InTrans / Aug 14, 2018
Evaluation and Field Load Testing of a Timber Railroad Bridge

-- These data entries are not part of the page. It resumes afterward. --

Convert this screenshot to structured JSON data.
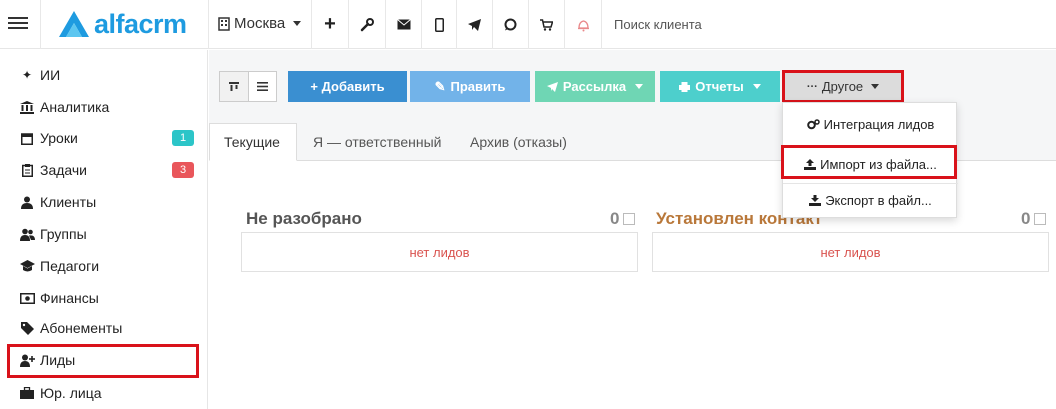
{
  "app": {
    "logo_text": "alfacrm",
    "accent_color": "#1e9be0"
  },
  "topbar": {
    "city": "Москва",
    "icons": [
      "plus-icon",
      "wrench-icon",
      "envelope-icon",
      "mobile-icon",
      "telegram-icon",
      "whatsapp-icon",
      "cart-icon",
      "bell-icon"
    ],
    "search_placeholder": "Поиск клиента"
  },
  "sidebar": {
    "items": [
      {
        "label": "ИИ",
        "icon": "sparkle-icon"
      },
      {
        "label": "Аналитика",
        "icon": "bank-icon"
      },
      {
        "label": "Уроки",
        "icon": "calendar-icon",
        "badge": "1",
        "badge_color": "#2cc5c8"
      },
      {
        "label": "Задачи",
        "icon": "clipboard-icon",
        "badge": "3",
        "badge_color": "#e9565b"
      },
      {
        "label": "Клиенты",
        "icon": "user-icon"
      },
      {
        "label": "Группы",
        "icon": "users-icon"
      },
      {
        "label": "Педагоги",
        "icon": "graduation-cap-icon"
      },
      {
        "label": "Финансы",
        "icon": "money-icon"
      },
      {
        "label": "Абонементы",
        "icon": "tag-icon"
      },
      {
        "label": "Лиды",
        "icon": "user-plus-icon"
      },
      {
        "label": "Юр. лица",
        "icon": "briefcase-icon"
      }
    ]
  },
  "toolbar": {
    "add": "+ Добавить",
    "edit": "Править",
    "mailing": "Рассылка",
    "reports": "Отчеты",
    "other": "Другое",
    "colors": {
      "add": "#3a8fd1",
      "edit": "#72b3e9",
      "mailing": "#6fd6b4",
      "reports": "#4dcfcc",
      "other": "#dcdcdc"
    }
  },
  "tabs": [
    "Текущие",
    "Я — ответственный",
    "Архив (отказы)"
  ],
  "columns": [
    {
      "title": "Не разобрано",
      "count": "0",
      "empty": "нет лидов",
      "title_color": "#555555"
    },
    {
      "title": "Установлен контакт",
      "count": "0",
      "empty": "нет лидов",
      "title_color": "#b9783a"
    }
  ],
  "dropdown": {
    "items": [
      {
        "label": "Интеграция лидов",
        "icon": "cogs-icon"
      },
      {
        "label": "Импорт из файла...",
        "icon": "upload-icon"
      },
      {
        "label": "Экспорт в файл...",
        "icon": "download-icon"
      }
    ]
  }
}
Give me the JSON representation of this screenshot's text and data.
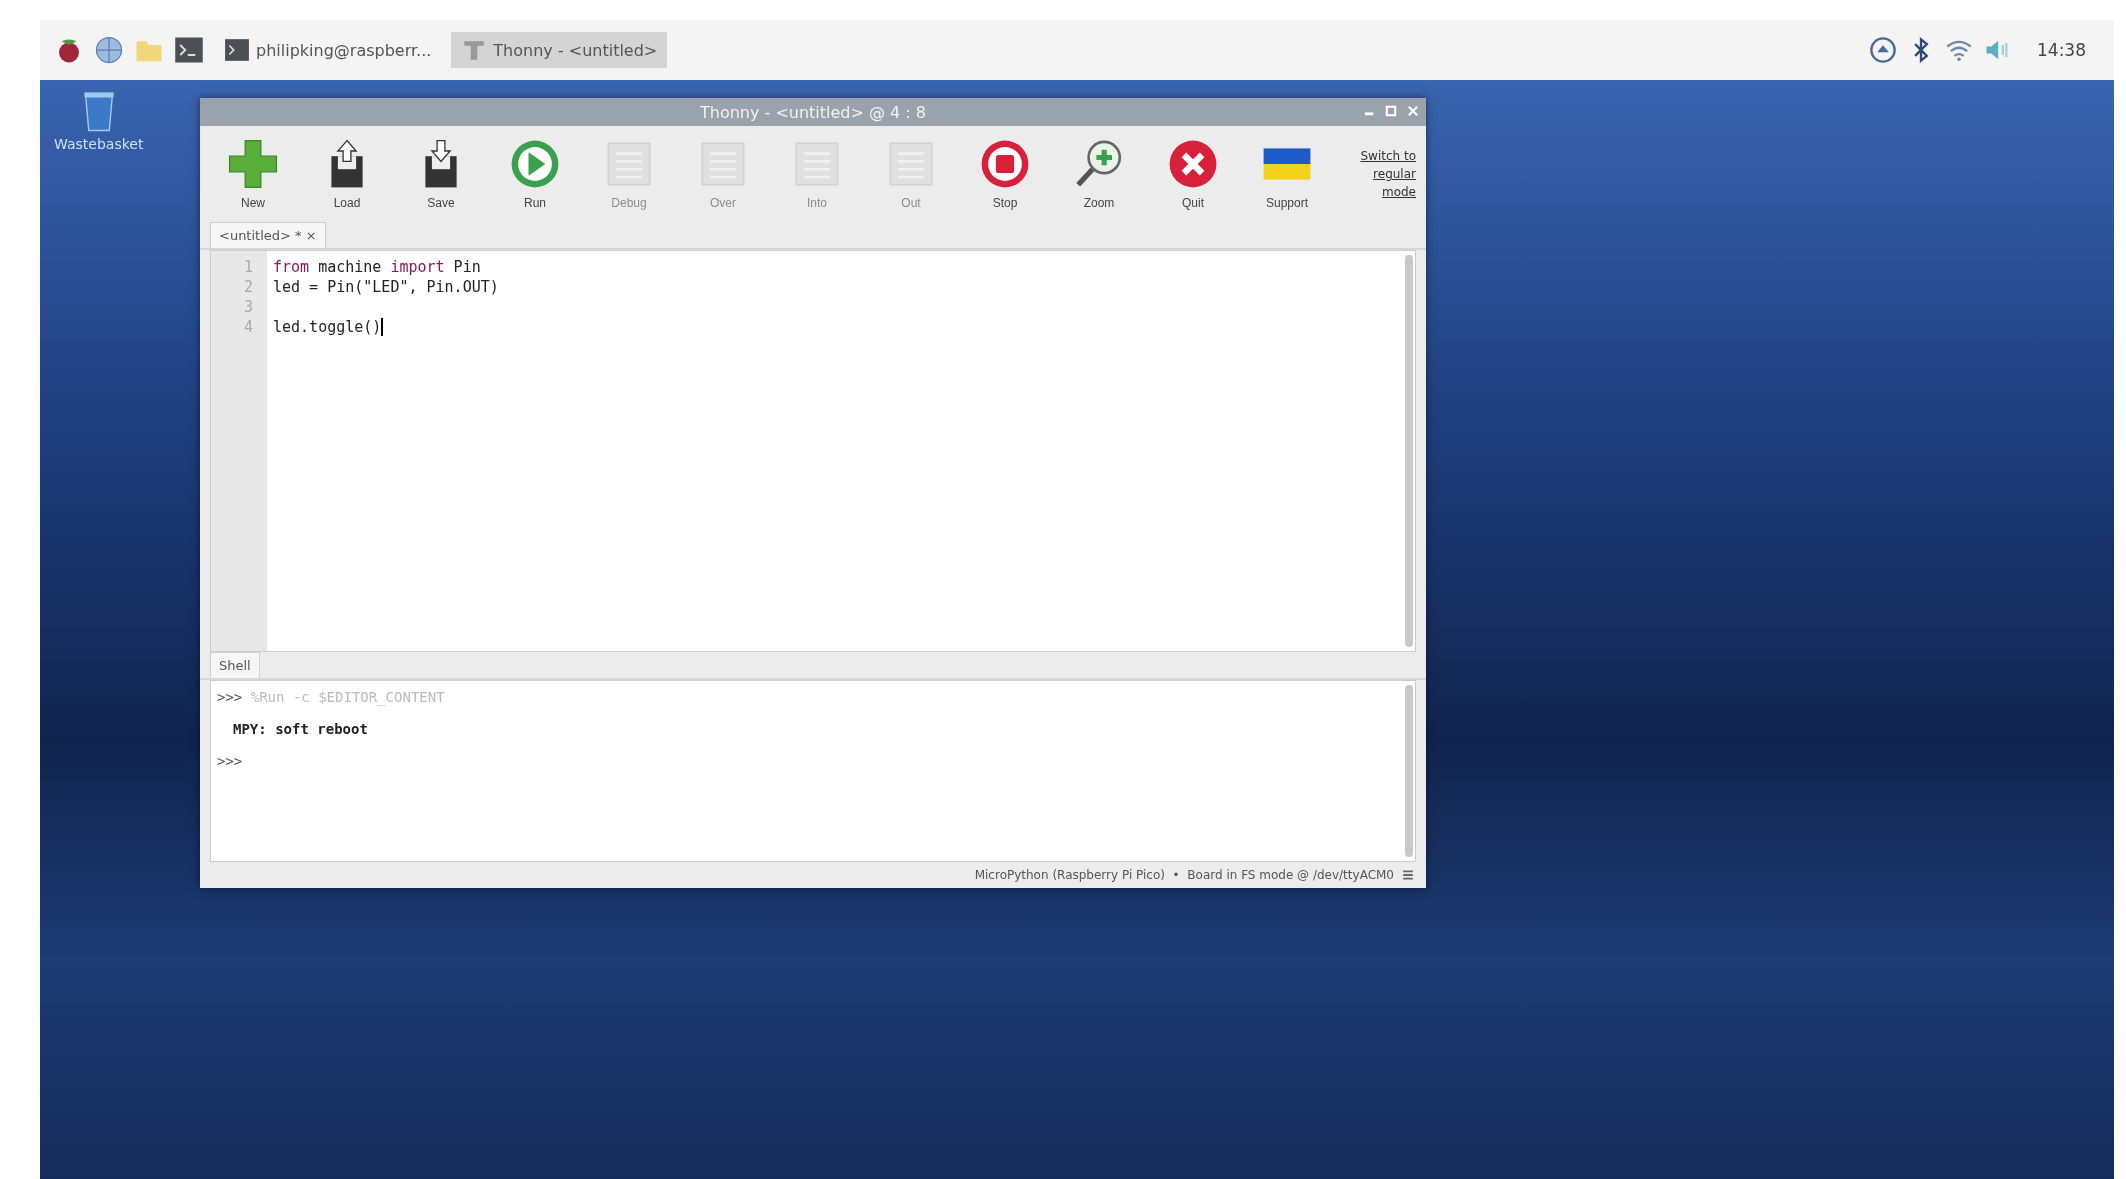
{
  "taskbar": {
    "launchers": [
      {
        "kind": "raspberry"
      },
      {
        "kind": "globe"
      },
      {
        "kind": "folder"
      },
      {
        "kind": "terminal"
      }
    ],
    "tasks": [
      {
        "label": "philipking@raspberr...",
        "kind": "terminal",
        "selected": false
      },
      {
        "label": "Thonny - <untitled>",
        "kind": "thonny",
        "selected": true
      }
    ],
    "tray": {
      "clock": "14:38"
    }
  },
  "desktop_icons": [
    {
      "label": "Wastebasket"
    }
  ],
  "window": {
    "title": "Thonny - <untitled> @ 4 : 8",
    "toolbar": [
      {
        "label": "New",
        "kind": "new",
        "disabled": false
      },
      {
        "label": "Load",
        "kind": "load",
        "disabled": false
      },
      {
        "label": "Save",
        "kind": "save",
        "disabled": false
      },
      {
        "label": "Run",
        "kind": "run",
        "disabled": false
      },
      {
        "label": "Debug",
        "kind": "list",
        "disabled": true
      },
      {
        "label": "Over",
        "kind": "list",
        "disabled": true
      },
      {
        "label": "Into",
        "kind": "list",
        "disabled": true
      },
      {
        "label": "Out",
        "kind": "list",
        "disabled": true
      },
      {
        "label": "Stop",
        "kind": "stop",
        "disabled": false
      },
      {
        "label": "Zoom",
        "kind": "zoom",
        "disabled": false
      },
      {
        "label": "Quit",
        "kind": "quit",
        "disabled": false
      },
      {
        "label": "Support",
        "kind": "flag",
        "disabled": false
      }
    ],
    "mode_link": "Switch to regular mode",
    "editor_tabs": [
      {
        "label": "<untitled> * ×",
        "selected": true
      }
    ],
    "code_lines": [
      {
        "number": "1",
        "segments": [
          {
            "text": "from",
            "kind": "keyword"
          },
          {
            "text": " machine ",
            "kind": "plain"
          },
          {
            "text": "import",
            "kind": "keyword"
          },
          {
            "text": " Pin",
            "kind": "plain"
          }
        ]
      },
      {
        "number": "2",
        "segments": [
          {
            "text": "led = Pin(\"LED\", Pin.OUT)",
            "kind": "plain"
          }
        ]
      },
      {
        "number": "3"
      },
      {
        "number": "4",
        "segments": [
          {
            "text": "led.toggle()",
            "kind": "plain"
          }
        ],
        "cursor": true
      }
    ],
    "shell_tab": "Shell",
    "shell_lines": [
      {
        "kind": "command",
        "prompt": ">>>",
        "text": "%Run -c $EDITOR_CONTENT"
      },
      {
        "kind": "output",
        "text": "MPY: soft reboot"
      },
      {
        "kind": "prompt",
        "prompt": ">>>"
      }
    ],
    "status": "MicroPython (Raspberry Pi Pico)  •  Board in FS mode @ /dev/ttyACM0"
  }
}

Several spans of a 60-year-old open-deck timber railroad bridge on the Southern Pacific Railroad Line (now the Union Pacific) in Southwest Texas were field tested. The tests were conducted with the sponsorship and cooperation of the Association of American Railroads to determine the vertical live load distribution characteristics of the superstructure. The bridge was originally constructed with Douglas-fir larch solid sawn stringers but was rehabilitated on several occasions to allow comparisons to be made with respect to different rehabilitation options, including the use of a helper stringer and the use of glued laminated timber (glulam) stringers. The test spans measured approximately 4.1 m (13.5 ft) center-to-center of supports and included two closely “packed” chords, each consisting of four timber stringers (one test span included an additional helper stringer added to one chord). One chord was made up of glulam timber and the other was made up of solid sawn timber. The bridge superstructure was generally in satisfactory condition, with some stringer horizontal splitting noted over the bents. The bents were in reasonably good condition, but chord bearing was uneven on bent caps. Static and dynamic deflection load test data were obtained using a special test train. The test results indicate that the glulam chord performed better than the older sawn stringer chord, even when a helper stringer was added. Individual stringers within a chord did not always share the load equally.